(Task inputs begins)

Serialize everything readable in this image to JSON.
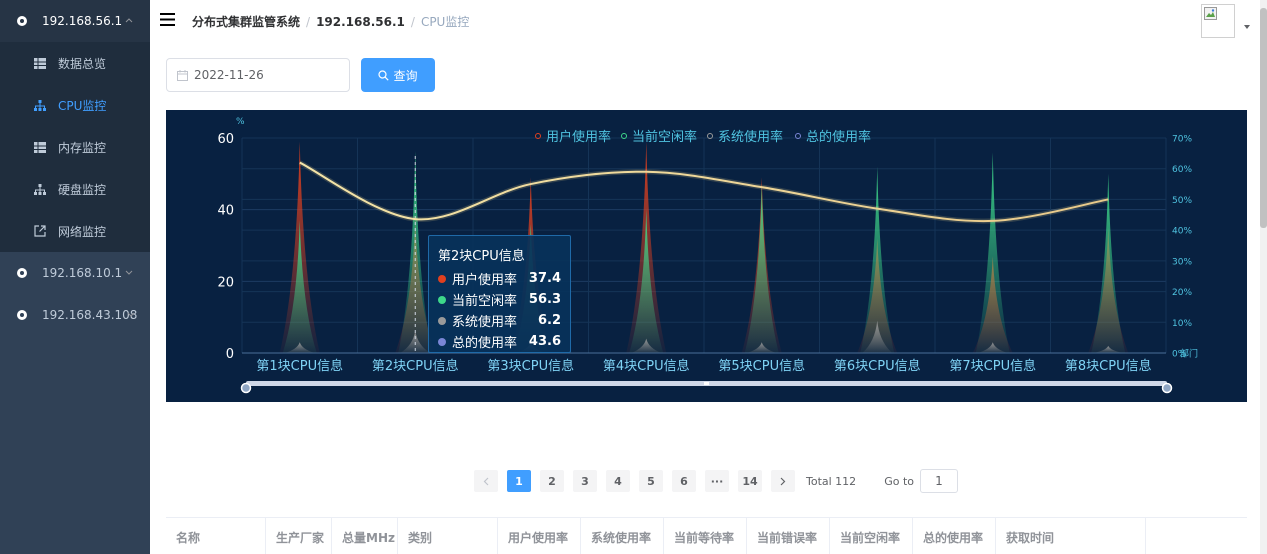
{
  "sidebar": {
    "hosts": [
      {
        "label": "192.168.56.1",
        "expanded": true
      },
      {
        "label": "192.168.10.1",
        "expanded": false
      },
      {
        "label": "192.168.43.108",
        "expanded": false
      }
    ],
    "sub_items": [
      {
        "label": "数据总览",
        "icon": "table-icon",
        "active": false
      },
      {
        "label": "CPU监控",
        "icon": "tree-icon",
        "active": true
      },
      {
        "label": "内存监控",
        "icon": "table-icon",
        "active": false
      },
      {
        "label": "硬盘监控",
        "icon": "tree-icon",
        "active": false
      },
      {
        "label": "网络监控",
        "icon": "external-link-icon",
        "active": false
      }
    ]
  },
  "header": {
    "breadcrumb": [
      "分布式集群监管系统",
      "192.168.56.1",
      "CPU监控"
    ]
  },
  "toolbar": {
    "date_value": "2022-11-26",
    "query_label": "查询"
  },
  "chart_data": {
    "type": "bar",
    "categories": [
      "第1块CPU信息",
      "第2块CPU信息",
      "第3块CPU信息",
      "第4块CPU信息",
      "第5块CPU信息",
      "第6块CPU信息",
      "第7块CPU信息",
      "第8块CPU信息"
    ],
    "series": [
      {
        "name": "用户使用率",
        "color": "#e0401f",
        "values": [
          59,
          37.4,
          49,
          59,
          49,
          32,
          27,
          35
        ]
      },
      {
        "name": "当前空闲率",
        "color": "#3ed88a",
        "values": [
          37,
          56.3,
          36,
          40,
          47,
          52,
          56,
          50
        ]
      },
      {
        "name": "系统使用率",
        "color": "#9a9a9a",
        "values": [
          3,
          6.2,
          3,
          4,
          3,
          9,
          3,
          2
        ]
      },
      {
        "name": "总的使用率",
        "color": "#7a86d6",
        "values": [
          62,
          43.6,
          55,
          59,
          54,
          47,
          43,
          50
        ]
      }
    ],
    "y_left": {
      "unit": "%",
      "ticks": [
        0,
        20,
        40,
        60
      ],
      "max": 60
    },
    "y_right": {
      "ticks": [
        "0%",
        "10%",
        "20%",
        "30%",
        "40%",
        "50%",
        "60%",
        "70%"
      ],
      "max": 70
    },
    "right_axis_label": "部门",
    "legend": "top-center",
    "grid": true
  },
  "tooltip": {
    "title": "第2块CPU信息",
    "rows": [
      {
        "label": "用户使用率",
        "value": "37.4",
        "color": "#e0401f"
      },
      {
        "label": "当前空闲率",
        "value": "56.3",
        "color": "#3ed88a"
      },
      {
        "label": "系统使用率",
        "value": "6.2",
        "color": "#9a9a9a"
      },
      {
        "label": "总的使用率",
        "value": "43.6",
        "color": "#7a86d6"
      }
    ]
  },
  "pagination": {
    "pages": [
      "1",
      "2",
      "3",
      "4",
      "5",
      "6",
      "···",
      "14"
    ],
    "current": "1",
    "total_text": "Total 112",
    "goto_label": "Go to",
    "goto_value": "1"
  },
  "table": {
    "columns": [
      "名称",
      "生产厂家",
      "总量MHz",
      "类别",
      "用户使用率",
      "系统使用率",
      "当前等待率",
      "当前错误率",
      "当前空闲率",
      "总的使用率",
      "获取时间"
    ]
  }
}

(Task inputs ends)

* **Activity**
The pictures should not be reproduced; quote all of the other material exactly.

* **Solution for this exercise**
Serialize everything readable in this image to JSON.
{
  "sidebar": {
    "hosts": [
      {
        "label": "192.168.56.1",
        "expanded": true
      },
      {
        "label": "192.168.10.1",
        "expanded": false
      },
      {
        "label": "192.168.43.108",
        "expanded": false
      }
    ],
    "sub_items": [
      {
        "label": "数据总览",
        "icon": "table-icon",
        "active": false
      },
      {
        "label": "CPU监控",
        "icon": "tree-icon",
        "active": true
      },
      {
        "label": "内存监控",
        "icon": "table-icon",
        "active": false
      },
      {
        "label": "硬盘监控",
        "icon": "tree-icon",
        "active": false
      },
      {
        "label": "网络监控",
        "icon": "external-link-icon",
        "active": false
      }
    ]
  },
  "header": {
    "breadcrumb": [
      "分布式集群监管系统",
      "192.168.56.1",
      "CPU监控"
    ]
  },
  "toolbar": {
    "date_value": "2022-11-26",
    "query_label": "查询"
  },
  "chart_data": {
    "type": "bar",
    "categories": [
      "第1块CPU信息",
      "第2块CPU信息",
      "第3块CPU信息",
      "第4块CPU信息",
      "第5块CPU信息",
      "第6块CPU信息",
      "第7块CPU信息",
      "第8块CPU信息"
    ],
    "series": [
      {
        "name": "用户使用率",
        "color": "#e0401f",
        "values": [
          59,
          37.4,
          49,
          59,
          49,
          32,
          27,
          35
        ]
      },
      {
        "name": "当前空闲率",
        "color": "#3ed88a",
        "values": [
          37,
          56.3,
          36,
          40,
          47,
          52,
          56,
          50
        ]
      },
      {
        "name": "系统使用率",
        "color": "#9a9a9a",
        "values": [
          3,
          6.2,
          3,
          4,
          3,
          9,
          3,
          2
        ]
      },
      {
        "name": "总的使用率",
        "color": "#7a86d6",
        "values": [
          62,
          43.6,
          55,
          59,
          54,
          47,
          43,
          50
        ]
      }
    ],
    "y_left": {
      "unit": "%",
      "ticks": [
        0,
        20,
        40,
        60
      ],
      "max": 60
    },
    "y_right": {
      "ticks": [
        "0%",
        "10%",
        "20%",
        "30%",
        "40%",
        "50%",
        "60%",
        "70%"
      ],
      "max": 70
    },
    "right_axis_label": "部门",
    "legend": "top-center",
    "grid": true
  },
  "tooltip": {
    "title": "第2块CPU信息",
    "rows": [
      {
        "label": "用户使用率",
        "value": "37.4",
        "color": "#e0401f"
      },
      {
        "label": "当前空闲率",
        "value": "56.3",
        "color": "#3ed88a"
      },
      {
        "label": "系统使用率",
        "value": "6.2",
        "color": "#9a9a9a"
      },
      {
        "label": "总的使用率",
        "value": "43.6",
        "color": "#7a86d6"
      }
    ]
  },
  "pagination": {
    "pages": [
      "1",
      "2",
      "3",
      "4",
      "5",
      "6",
      "···",
      "14"
    ],
    "current": "1",
    "total_text": "Total 112",
    "goto_label": "Go to",
    "goto_value": "1"
  },
  "table": {
    "columns": [
      "名称",
      "生产厂家",
      "总量MHz",
      "类别",
      "用户使用率",
      "系统使用率",
      "当前等待率",
      "当前错误率",
      "当前空闲率",
      "总的使用率",
      "获取时间"
    ]
  }
}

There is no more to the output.